No. 233 NAI DFA 26/78

Letter from Patrick J. O'Byrne to Joseph P. Walshe (Dublin)

Rome, 28 August 1934

In reply to your cable of August 25 (no. 17)1 I yesterday sent you the following wire in reply:

'20 Your cable 17 report sent yesterday, will write further Wednesday'.

I visited the Vatican yesterday morning and had a talk with Mon. Pizzardo. I mentioned the Osservatore Romano article of August 18 and he immedi- ately asked me if I had read the one in the Avenire d'Italia of 22nd. I replied that I had and furthermore that I had sent translations to the Department. He inquired if the articles were quite clear. I said that the question of 'conditions' in the Osservatore article was somewhat vague and might be shown more clearly. I then asked him if the Vatican would consider that conditions similar to those required by England and the U.S.A. (as mentioned in the article) were sufficient to admit Russia to the League with satisfactory hopes for the future. He replied by partly shaking his head and said: 'Russia is everywhere going ahead; she is using every means of furthering her policy in Europe; she is working her way into all countries, and this is her great effort at Geneva'. I said that France seemed to be very prominent in backing her candidature, but that there seemed to be some doubt regarding Italy's attitude. He replied that France was at the back of the whole movement, that she was 'the leader'. Regarding Italy he said that he thought it would be impossible for her to 'opporsi all'ammissione per ragioni puramente economiche'. He implied a distinction between French and Italian motives: in the case of the former it was a case of European policy; in the latter an economic necessity. I remarked that in the case of Italy the necessity might be subordinated to considerations of the general welfare of Nations, especially in Europe. He replied that there was only one consideration in Italy today, a very pressing one: it was a case of providing food for a rapidly growing population and of solving the serious unemployment problem. The Italian people as a whole would approve of any policy regarding Russia so long as it solved or helped to solve the problem of finding food for the stomach; 'it is a case of the stomach; the Faith is held firmly by the people as in Ireland, but when it is a question of providing the necessaries of life, everything else is of little consequence'. He then made a very complimentary remark about the Irish people who subor-dinate everything to the Faith, 'who keep it continually present in all their actions'. He said: 'you are a great missionary people and naturally you view world events from the standpoint of Catholic doctrine'. He added that my inquiry about the conditions of Russia's admission to the League 'was extremely welcome' and that he would like me to go to the Vatican again tomorrow (Wednesday) to talk further on the matter. Returning to the subject of Italy, I said that it might be supposed that the price of Italy's support at Geneva would be an extension of her trade with Russia. He replied 'absolutely; Russia wants immense quantities of aeroplanes, and Italy requires the orders; it will help to solve her unemployment problem'.

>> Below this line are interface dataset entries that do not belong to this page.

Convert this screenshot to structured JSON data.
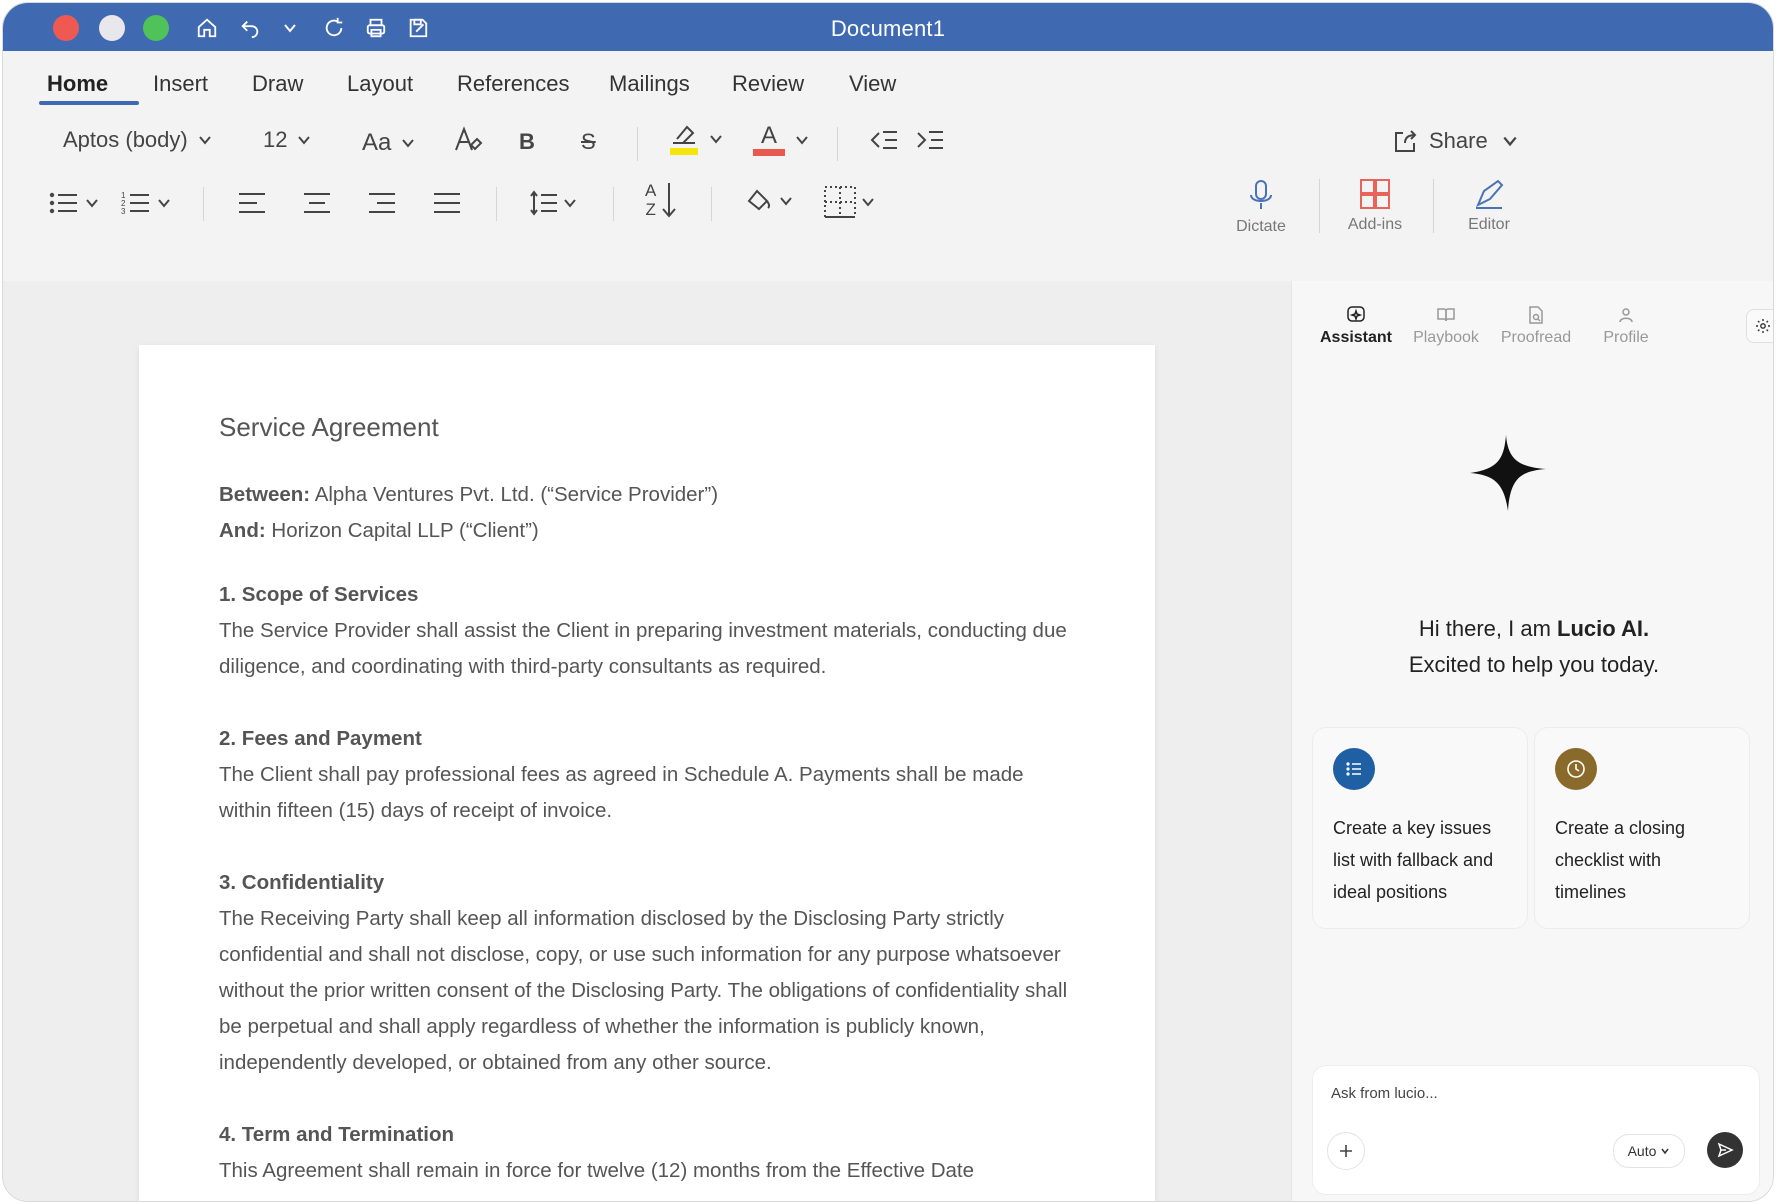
{
  "window": {
    "title": "Document1"
  },
  "tabs": [
    {
      "label": "Home",
      "active": true
    },
    {
      "label": "Insert"
    },
    {
      "label": "Draw"
    },
    {
      "label": "Layout"
    },
    {
      "label": "References"
    },
    {
      "label": "Mailings"
    },
    {
      "label": "Review"
    },
    {
      "label": "View"
    }
  ],
  "ribbon": {
    "font_name": "Aptos (body)",
    "font_size": "12",
    "change_case_label": "Aa",
    "bold_label": "B",
    "strike_label": "S",
    "font_color_label": "A",
    "highlight_color": "#f4e60b",
    "font_color": "#e85a4f",
    "share_label": "Share",
    "sort_top": "A",
    "sort_bottom": "Z",
    "dictate_label": "Dictate",
    "addins_label": "Add-ins",
    "editor_label": "Editor"
  },
  "document": {
    "heading": "Service Agreement",
    "between_label": "Between:",
    "between_text": " Alpha Ventures Pvt. Ltd. (“Service Provider”)",
    "and_label": "And:",
    "and_text": " Horizon Capital LLP (“Client”)",
    "sections": [
      {
        "title": "1. Scope of Services",
        "body": "The Service Provider shall assist the Client in preparing investment materials, conducting due diligence, and coordinating with third-party consultants as required."
      },
      {
        "title": "2. Fees and Payment",
        "body": "The Client shall pay professional fees as agreed in Schedule A. Payments shall be made within fifteen (15) days of receipt of invoice."
      },
      {
        "title": "3. Confidentiality",
        "body": "The Receiving Party shall keep all information disclosed by the Disclosing Party strictly confidential and shall not disclose, copy, or use such information for any purpose whatsoever without the prior written consent of the Disclosing Party. The obligations of confidentiality shall be perpetual and shall apply regardless of whether the information is publicly known, independently developed, or obtained from any other source."
      },
      {
        "title": "4. Term and Termination",
        "body": "This Agreement shall remain in force for twelve (12) months from the Effective Date"
      }
    ]
  },
  "panel": {
    "tabs": [
      {
        "label": "Assistant",
        "active": true
      },
      {
        "label": "Playbook"
      },
      {
        "label": "Proofread"
      },
      {
        "label": "Profile"
      }
    ],
    "greeting_line1_prefix": "Hi there, I am ",
    "greeting_name": "Lucio AI.",
    "greeting_line2": "Excited to help you today.",
    "cards": [
      {
        "text": "Create a key issues list with fallback and ideal positions",
        "icon": "list-icon",
        "color": "#1f5fa3"
      },
      {
        "text": "Create a closing checklist with timelines",
        "icon": "clock-icon",
        "color": "#8a6a2a"
      }
    ],
    "ask_placeholder": "Ask from lucio...",
    "auto_label": "Auto"
  }
}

I will send you a further minute tomorrow after my second visit to the Secretariat of State. Mon. Pizzardo was extremely gloomy on the subject of Russia and the League. He regarded the result as a foregone conclusion and repeated several times that it was ?all France' and that in Italy's case it was the necessity of ?providing for the stomach'. These phrases alone are full of eloquence.

[signed] P.J. O'Byrne

1 Not printed.

Purchase Volumes Online

Purchase Volumes Online



The Royal Irish Academy's Documents on Irish Foreign Policy series has published an eBook of confidential correspondence on the 1921 Anglo-Irish Treaty negotiations.

Free Download

International Counterparts

The international network of Editors of Diplomatic Documents was founded in 1988. Delegations from different parts of the world met for the first time in London in 1989.
Read more ....

Website design and developed by FUSIO